How much actual conversation is there in family conversation? I'd like to see this depicted on a pie chart, because after years of observing family conversation, it seems that a depressingly large percentage of domestic talk today is devoted to procedural, logistical banalities, and less to qualitatively richer themes, by which I mean conversation about current events, work, feelings, insights, passions, friends, politics, cultural trends, intellectual debate or anything more memorable than what the best route is, how the toilet was unclogged, where the dog food is, or who's going to purchase what shampoo.
This red-tape conversational overload seems somewhat new, or at least exacerbated, in contemporary life. We've got scholarly articles galore on hours spent on chores in modern marriage, but none to my knowledge on the hours spent on talking about chores.
The usual tone in this red-tape conversation is mildly argumentative and disputatious. It's best summarized as niggling. Spouse A reports, "I purchased the train tickets online, and it took a while." Spouse B demurs listlessly but nonetheless persistently that it wasn't really the fault of the online site that it took so long, or that another site is better. Spouse A responds, "Well, no, it really was that the site was slow, because..." And on it goes.
Neither side cares too much, but nor can they let go of the logistical non-event.
You've probably overheard or been the accidental audience for conversations like this between spouses, or between parents and children, or between all of them at the same time. Family life seems to be choking on conversational junk food about details of things done, things to do, and things getting done. As with any junk food, it fills us up and consumes space but is mostly empty calories that leave us nutritionally deprived.
I'm not sure why this happens. Is it because we have to do a lot of red-tape talk because our lives really are this complicated? Maybe it's symptomatic of the nerve-jangling times, that we're overwhelmed by a cascade of small decisions to make each day, as life ironically becomes more "convenient" with new technologies and a gazillion online sites.
Or maybe the banal procedural drone is a manifestation of the tyranny of choice, as psychology professor Barry Schwartz describes. An excess of choices, he says, doesn't make us happier. It just makes us more uncertain and anxious. I do sense in eavesdropped moments of red-tape conversation a good deal of fretting, self-soothing, reassurance, and what reasonably could be described as anxiety, or the angst of small things.
It's also mostly the case in modern, progressive marriage that we don't have easy and socially prescribed ways to allocate chore domains anymore, according to sex. On the whole, to be emphatically clear, that's a good thing. But without the Husbandly role that covers one domain of chores, and the Housewifely role that covers another, each particular chore or domestic activity invites discussion, negotiation, deliberation, or confirmation from one spouse to the other that the chore's been done.

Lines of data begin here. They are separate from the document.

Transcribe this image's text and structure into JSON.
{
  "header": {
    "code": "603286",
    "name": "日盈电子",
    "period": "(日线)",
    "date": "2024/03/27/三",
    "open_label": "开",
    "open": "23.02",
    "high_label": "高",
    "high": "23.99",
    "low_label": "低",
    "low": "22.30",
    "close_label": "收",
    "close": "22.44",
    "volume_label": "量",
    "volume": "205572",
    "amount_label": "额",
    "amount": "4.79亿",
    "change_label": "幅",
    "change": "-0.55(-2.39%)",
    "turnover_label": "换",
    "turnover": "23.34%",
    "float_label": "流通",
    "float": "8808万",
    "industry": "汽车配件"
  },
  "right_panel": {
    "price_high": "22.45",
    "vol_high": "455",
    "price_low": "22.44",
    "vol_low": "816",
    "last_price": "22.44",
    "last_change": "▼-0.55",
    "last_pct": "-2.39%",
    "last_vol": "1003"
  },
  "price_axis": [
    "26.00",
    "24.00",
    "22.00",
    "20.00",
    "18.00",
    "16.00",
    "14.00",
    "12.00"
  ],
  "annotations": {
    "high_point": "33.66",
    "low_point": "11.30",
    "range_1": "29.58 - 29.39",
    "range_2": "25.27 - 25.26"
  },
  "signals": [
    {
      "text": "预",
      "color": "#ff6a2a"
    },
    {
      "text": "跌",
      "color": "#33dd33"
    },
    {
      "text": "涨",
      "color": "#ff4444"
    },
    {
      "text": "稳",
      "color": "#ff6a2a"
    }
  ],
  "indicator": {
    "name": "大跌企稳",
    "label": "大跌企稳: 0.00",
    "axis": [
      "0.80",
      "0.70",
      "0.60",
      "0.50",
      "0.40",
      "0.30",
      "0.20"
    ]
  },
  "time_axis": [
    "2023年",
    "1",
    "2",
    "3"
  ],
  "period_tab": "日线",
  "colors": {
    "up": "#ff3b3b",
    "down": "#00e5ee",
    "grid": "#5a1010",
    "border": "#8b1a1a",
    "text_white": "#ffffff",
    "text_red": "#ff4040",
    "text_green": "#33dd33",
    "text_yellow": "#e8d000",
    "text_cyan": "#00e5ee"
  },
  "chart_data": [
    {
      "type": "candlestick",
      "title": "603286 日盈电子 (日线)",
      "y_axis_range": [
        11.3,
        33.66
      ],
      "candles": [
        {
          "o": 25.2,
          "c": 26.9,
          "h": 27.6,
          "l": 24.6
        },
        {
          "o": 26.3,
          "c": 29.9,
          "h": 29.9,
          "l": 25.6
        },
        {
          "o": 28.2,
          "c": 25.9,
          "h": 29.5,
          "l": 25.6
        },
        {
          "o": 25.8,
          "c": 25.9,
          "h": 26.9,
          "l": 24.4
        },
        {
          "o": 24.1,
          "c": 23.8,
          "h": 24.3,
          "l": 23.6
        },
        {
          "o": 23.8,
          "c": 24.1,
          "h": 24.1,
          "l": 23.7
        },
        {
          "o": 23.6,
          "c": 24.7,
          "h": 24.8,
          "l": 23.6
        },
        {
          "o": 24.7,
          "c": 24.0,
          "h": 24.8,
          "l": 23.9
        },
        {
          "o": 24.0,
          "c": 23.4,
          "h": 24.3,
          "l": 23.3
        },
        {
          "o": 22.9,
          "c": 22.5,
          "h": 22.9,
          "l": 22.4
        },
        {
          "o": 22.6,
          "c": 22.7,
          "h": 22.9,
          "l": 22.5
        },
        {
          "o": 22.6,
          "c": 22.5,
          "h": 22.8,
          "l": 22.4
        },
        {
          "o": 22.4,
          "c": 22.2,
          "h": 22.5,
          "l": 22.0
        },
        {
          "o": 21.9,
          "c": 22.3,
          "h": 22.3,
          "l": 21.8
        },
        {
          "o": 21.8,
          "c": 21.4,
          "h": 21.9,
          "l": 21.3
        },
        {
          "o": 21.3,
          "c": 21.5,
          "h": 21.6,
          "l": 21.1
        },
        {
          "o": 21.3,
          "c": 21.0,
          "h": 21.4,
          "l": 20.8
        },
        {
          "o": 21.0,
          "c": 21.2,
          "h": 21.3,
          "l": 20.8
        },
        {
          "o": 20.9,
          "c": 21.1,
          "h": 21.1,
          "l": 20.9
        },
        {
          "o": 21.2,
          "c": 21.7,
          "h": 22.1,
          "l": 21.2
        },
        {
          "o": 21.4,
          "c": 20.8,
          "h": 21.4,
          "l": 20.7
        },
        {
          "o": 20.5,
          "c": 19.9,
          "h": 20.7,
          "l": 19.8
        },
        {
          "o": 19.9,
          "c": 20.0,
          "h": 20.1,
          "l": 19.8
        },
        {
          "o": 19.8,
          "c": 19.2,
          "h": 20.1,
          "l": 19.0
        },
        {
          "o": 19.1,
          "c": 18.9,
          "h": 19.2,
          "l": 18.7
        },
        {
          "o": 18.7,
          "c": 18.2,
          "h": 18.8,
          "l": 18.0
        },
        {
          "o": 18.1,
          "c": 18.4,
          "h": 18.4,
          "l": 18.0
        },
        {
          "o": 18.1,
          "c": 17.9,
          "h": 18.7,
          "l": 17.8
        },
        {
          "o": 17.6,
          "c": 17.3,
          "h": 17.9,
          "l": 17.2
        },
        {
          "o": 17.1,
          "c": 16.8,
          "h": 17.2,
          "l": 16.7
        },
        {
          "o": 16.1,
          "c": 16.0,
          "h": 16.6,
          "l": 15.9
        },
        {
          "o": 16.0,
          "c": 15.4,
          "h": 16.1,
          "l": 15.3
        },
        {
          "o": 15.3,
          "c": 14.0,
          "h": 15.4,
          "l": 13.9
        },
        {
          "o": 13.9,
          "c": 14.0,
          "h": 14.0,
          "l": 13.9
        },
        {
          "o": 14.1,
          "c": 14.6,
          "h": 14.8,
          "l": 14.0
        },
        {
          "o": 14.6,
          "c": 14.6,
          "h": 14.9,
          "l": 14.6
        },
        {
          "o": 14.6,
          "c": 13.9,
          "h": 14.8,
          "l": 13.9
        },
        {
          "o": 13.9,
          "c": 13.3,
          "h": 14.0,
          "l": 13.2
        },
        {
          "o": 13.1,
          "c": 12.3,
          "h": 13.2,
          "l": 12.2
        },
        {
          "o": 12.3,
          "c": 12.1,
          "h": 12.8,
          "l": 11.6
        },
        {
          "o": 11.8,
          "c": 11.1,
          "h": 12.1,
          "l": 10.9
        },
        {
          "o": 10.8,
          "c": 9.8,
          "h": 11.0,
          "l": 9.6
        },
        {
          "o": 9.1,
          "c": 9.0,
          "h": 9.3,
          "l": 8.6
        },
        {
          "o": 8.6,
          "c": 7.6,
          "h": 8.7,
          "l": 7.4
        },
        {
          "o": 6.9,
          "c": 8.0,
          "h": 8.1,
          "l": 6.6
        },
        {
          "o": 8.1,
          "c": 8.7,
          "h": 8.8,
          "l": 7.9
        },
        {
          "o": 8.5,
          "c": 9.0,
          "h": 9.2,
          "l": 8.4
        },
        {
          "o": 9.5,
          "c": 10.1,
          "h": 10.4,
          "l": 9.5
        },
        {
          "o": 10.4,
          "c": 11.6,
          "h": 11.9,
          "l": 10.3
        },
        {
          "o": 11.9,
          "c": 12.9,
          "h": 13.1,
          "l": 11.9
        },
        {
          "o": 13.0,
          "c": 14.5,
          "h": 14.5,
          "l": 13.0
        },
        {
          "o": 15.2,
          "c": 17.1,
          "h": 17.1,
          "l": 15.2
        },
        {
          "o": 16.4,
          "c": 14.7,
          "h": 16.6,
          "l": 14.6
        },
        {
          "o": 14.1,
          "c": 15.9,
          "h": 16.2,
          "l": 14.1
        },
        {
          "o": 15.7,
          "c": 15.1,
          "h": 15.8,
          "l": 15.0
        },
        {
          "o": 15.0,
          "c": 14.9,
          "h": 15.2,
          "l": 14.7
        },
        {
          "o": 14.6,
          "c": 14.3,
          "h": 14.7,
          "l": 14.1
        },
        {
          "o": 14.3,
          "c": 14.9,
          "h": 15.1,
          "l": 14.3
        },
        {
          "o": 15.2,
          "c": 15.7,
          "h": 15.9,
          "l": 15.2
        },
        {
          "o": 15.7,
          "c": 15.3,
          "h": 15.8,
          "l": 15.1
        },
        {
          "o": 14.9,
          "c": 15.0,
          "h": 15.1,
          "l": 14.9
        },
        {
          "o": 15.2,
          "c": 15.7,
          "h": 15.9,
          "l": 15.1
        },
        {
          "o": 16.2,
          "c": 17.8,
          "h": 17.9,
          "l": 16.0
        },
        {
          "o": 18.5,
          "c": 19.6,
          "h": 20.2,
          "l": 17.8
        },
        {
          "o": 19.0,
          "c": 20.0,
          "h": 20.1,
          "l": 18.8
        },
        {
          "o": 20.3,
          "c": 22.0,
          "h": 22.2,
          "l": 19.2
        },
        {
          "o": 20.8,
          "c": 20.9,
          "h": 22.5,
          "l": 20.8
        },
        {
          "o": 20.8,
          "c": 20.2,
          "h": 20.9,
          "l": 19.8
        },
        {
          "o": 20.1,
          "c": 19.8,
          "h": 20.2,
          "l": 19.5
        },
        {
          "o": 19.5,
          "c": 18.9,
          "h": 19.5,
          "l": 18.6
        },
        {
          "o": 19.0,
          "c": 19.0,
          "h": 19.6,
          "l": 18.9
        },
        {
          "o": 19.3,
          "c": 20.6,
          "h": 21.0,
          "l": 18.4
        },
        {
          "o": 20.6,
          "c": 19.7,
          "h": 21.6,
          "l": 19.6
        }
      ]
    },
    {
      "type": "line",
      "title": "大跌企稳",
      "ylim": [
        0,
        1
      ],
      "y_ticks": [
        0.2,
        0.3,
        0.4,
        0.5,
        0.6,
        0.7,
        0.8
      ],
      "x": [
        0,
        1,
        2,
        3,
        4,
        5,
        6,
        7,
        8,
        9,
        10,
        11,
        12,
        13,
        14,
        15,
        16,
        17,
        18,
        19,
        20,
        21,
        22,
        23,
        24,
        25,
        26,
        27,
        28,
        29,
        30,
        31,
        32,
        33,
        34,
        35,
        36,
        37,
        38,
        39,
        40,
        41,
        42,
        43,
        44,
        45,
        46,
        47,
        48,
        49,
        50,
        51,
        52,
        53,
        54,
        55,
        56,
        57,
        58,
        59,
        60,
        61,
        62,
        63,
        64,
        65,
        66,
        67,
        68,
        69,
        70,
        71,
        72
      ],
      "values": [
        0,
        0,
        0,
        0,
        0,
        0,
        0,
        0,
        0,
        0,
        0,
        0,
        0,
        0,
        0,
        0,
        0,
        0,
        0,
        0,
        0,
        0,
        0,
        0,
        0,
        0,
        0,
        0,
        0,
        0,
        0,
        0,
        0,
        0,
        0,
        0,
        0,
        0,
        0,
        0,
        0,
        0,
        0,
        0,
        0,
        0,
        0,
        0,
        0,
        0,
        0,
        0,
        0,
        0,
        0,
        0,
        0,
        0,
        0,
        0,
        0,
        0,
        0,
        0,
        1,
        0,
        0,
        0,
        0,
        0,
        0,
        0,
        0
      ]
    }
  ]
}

Has the oil in the car been changed? Have the cocktail franks or cupcakes been purchased for the potlatch? In the old days a husband and wife wouldn't have needed to inquire because, naturally (and oppressively, I must reiterate), the husband was king of the realm of Boring Male Chores, including, but not limited to, cars and breadwinning, and the wife was queen of the realm of Boring Female Chores, including, but not limited to, cooking and childrearing. Obviously, the wife would get the cupcakes; the husband would get the oil changed. It required no red-tape conversation.
Now it's also true, what with husbands meddling in decorating and wives meddling in lawn mowers, that each task invites an opinion and preference from the other spouse. A wife can't assume that her husband has no stake in the color of the towels; a husband can't assume a wife's indifference to weed whacker techniques. While this chore gender-bending is -- again! -- a good thing, it also vastly multiplies the number of daily speech acts lost to life maintenance logistics.
And there are darker hypotheses for the red-tape chatter. In extreme cases I wonder if the proliferation of niggling, detail-fixated conversation isn't a type of white noise that drowns out in a din of chatter a deeper, more existential problem, or emptiness, within a marriage. Sometimes I suspect that the act of derailing a conversation rife with substance or possibility into an "urgent" nag at a child is a way to preempt a meaningful conversation that's potentially disruptive of the status quo.
In other words, I worry that red-tape family conversation is occasionally more a premeditated act than just a collateral damage of modern life. Maybe we talk about all of these procedural details so much because we don't have much more to say. Maybe we've forgotten how to converse meaningfully on big topics. Maybe we're afraid to say the other things, or silence scares us. Better to displace into procedural chatter than to speak, or listen, too deeply.